Huelgoat and arround
food stall at the Carhaix markets
We only stopped in Carhaix-Plouger, a Roman foundation, to go to the
toilet, but we bought some nice chocolates from a chocolatier and then
discovered that the weekly markets were on. We picked up fruit, bread,
roast pork, and drinks and sat by a church to have lunch - the pork
Arriving in Huelgoat, we found a homely B&B run by an Englishwoman.
We wanted to see various attractions before they closed, though, so we
had a quick coffee and cake and then drove off.
First stop was the Moulin de Kerouat, an outdoor museum with a large
collection of old farm houses and furnishings, including a working mill;
it also had displays illustrating changing land use. Then we looked
at the Allee Couverte Du Morgau Bihan, which sits next to a farmhouse

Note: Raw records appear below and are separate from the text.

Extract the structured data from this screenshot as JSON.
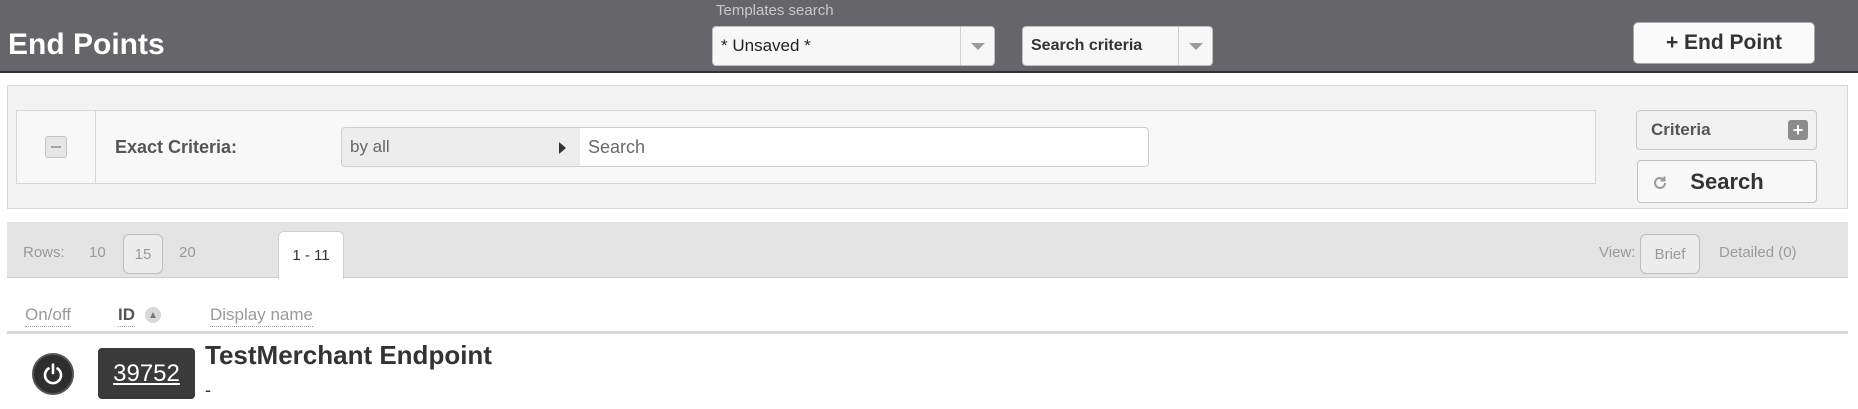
{
  "header": {
    "title": "End Points",
    "templates_label": "Templates search",
    "template_select": {
      "value": "* Unsaved *"
    },
    "criteria_select": {
      "value": "Search criteria"
    },
    "add_button": "+ End Point"
  },
  "filter": {
    "exact_criteria_label": "Exact Criteria:",
    "by_select": "by all",
    "search_placeholder": "Search",
    "criteria_button": "Criteria",
    "search_button": "Search"
  },
  "paging": {
    "rows_label": "Rows:",
    "row_options": [
      "10",
      "15",
      "20"
    ],
    "selected_rows": "15",
    "range": "1 - 11",
    "view_label": "View:",
    "view_brief": "Brief",
    "view_detailed": "Detailed (0)"
  },
  "table": {
    "columns": [
      "On/off",
      "ID",
      "Display name"
    ],
    "rows": [
      {
        "id": "39752",
        "display_name": "TestMerchant Endpoint",
        "subtitle": "-"
      }
    ]
  },
  "colors": {
    "topbar": "#66666a",
    "badge": "#3a3a3a"
  }
}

on the edge of a field, before visiting another outdoor museum, the
Écomusée des Monts d'Arrée - Maison Cornec, near St Rizoal. This is

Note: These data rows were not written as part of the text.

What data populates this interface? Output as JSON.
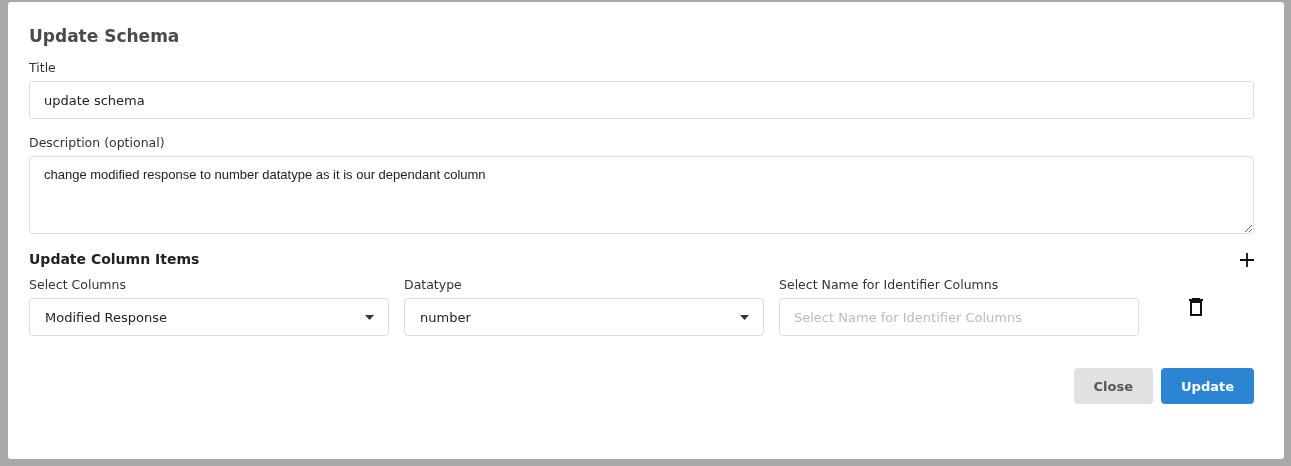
{
  "dialog": {
    "title": "Update Schema"
  },
  "title_field": {
    "label": "Title",
    "value": "update schema"
  },
  "description_field": {
    "label": "Description (optional)",
    "value": "change modified response to number datatype as it is our dependant column"
  },
  "column_items": {
    "heading": "Update Column Items",
    "rows": [
      {
        "fields": [
          {
            "kind": "select",
            "label": "Select Columns",
            "value": "Modified Response"
          },
          {
            "kind": "select",
            "label": "Datatype",
            "value": "number"
          },
          {
            "kind": "input",
            "label": "Select Name for Identifier Columns",
            "placeholder": "Select Name for Identifier Columns"
          }
        ]
      }
    ]
  },
  "buttons": [
    {
      "label": "Close",
      "kind": "secondary"
    },
    {
      "label": "Update",
      "kind": "primary"
    }
  ]
}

an old farm with tools, ovens, etc. along with heath ecology displays.
A short track winds across a little creek and a washing place.
We went up to the local high point of Menez Michel — nearly

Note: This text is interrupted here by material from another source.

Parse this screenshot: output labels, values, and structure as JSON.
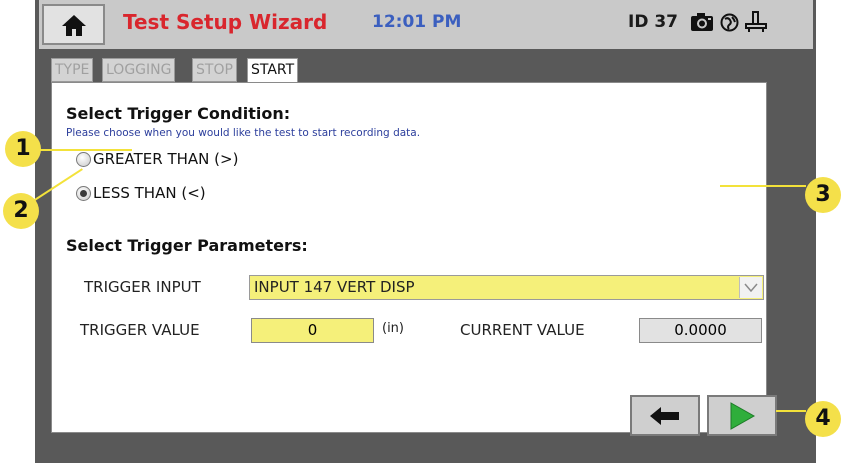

400m above sea level — where there were dramatic views from the
windswept little church on the top, despite the somewhat gloomy light.
We returned to Huelgoat via Brasparts and Pont Keryau, getting back to
our B&B around 6.45pm and moving in properly.
There was still enough light for us to do a a short walk in the Huelgoat
forest, looking at Devil's Grotto, Trembling Rock, etc. After that we
had dinner in the Hotel du Lac — duck skewers and trout, which
were excellent but not as good as the previous night's meal.
Sunday 24th June
We couldn't get the wifi to work, unfortunately, but we chatted to the
owner over breakfast - she'd opened at Easter and we were the second
lot of Australian guests to come through.
We went to look at the barrage at Brennilis, but there wasn't much to
be seen there. At the dolmen Maison des Fées, the megalith provided
some shelter from the rain, which was coming down "cats and dogs", or
"ropes" as the French say.
We headed north, through Plounéour-Ménez (where some of the ethnographic
fieldwork in We
Are Not French! was done) to le Relecq, where there was an event
on so we couldn't look at the church. It was still pouring with rain,
so we went on into Morlaix.
Next: Morlaix + Roscoff
Previous: Dinan + Bon Repos